In the online environment colour provides interest as a visual tool to identify an item and for decorative perspectives. However, colour should not be the only means to convey information, like an action or prompt. If the contrast between the text and the background is not correct, colour can lose its appeal and make it difficult for a student to read the text.
- Do not rely on colour to convey information.
- Add text labels, patterns or symbols
- Avoid using red to attract attention – looks dull, not bright
- Ensure there is sufficient contrast between text and the background. Contrast helps older students and students using mobile devices particularly in poor lighting conditions.
- Use large, bold fonts on uncluttered pages with plain backgrounds.
- Use colour combinations that are high contrast and can be read by those who are colour blind.
More on Appropriate Contrast
The International Standards (WCAG 2.1) for contrast are measured by the difference in perceived ‘luminance’ or brightness between two colours. The brightness difference is expressed as a ration ranging from 1:1 (eg white text on a white background) to 21:1 (eg. Black text on a white background). Contrast requirements also apply to images of text.
Pure red (#FF0000) has a ration of 4:1. This is red text.
Pure green (#00FF00) has a very low ration of 1.4:1. This is green text.
Pure blue (#000FF) has a contrast ration of 8.6:1. This is blue text.
Use a contrast ratio of at least 4.5:1 for text and images of text, unless the text is decorative or part of a logo.
Large text (18 point or 14 point bold) is easier to read, so use a contrast ration of at least 3:1.
Test your content to ensure none of the meaning is lost when you remove the colours.

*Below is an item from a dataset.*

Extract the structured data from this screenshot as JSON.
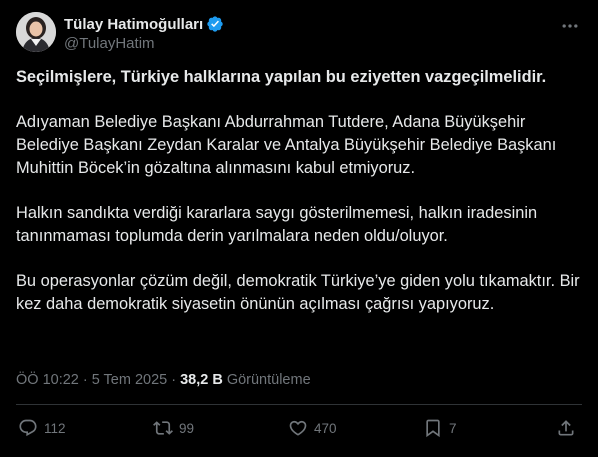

Print your page in black and white, making sure the printing preferences are set to print background colours.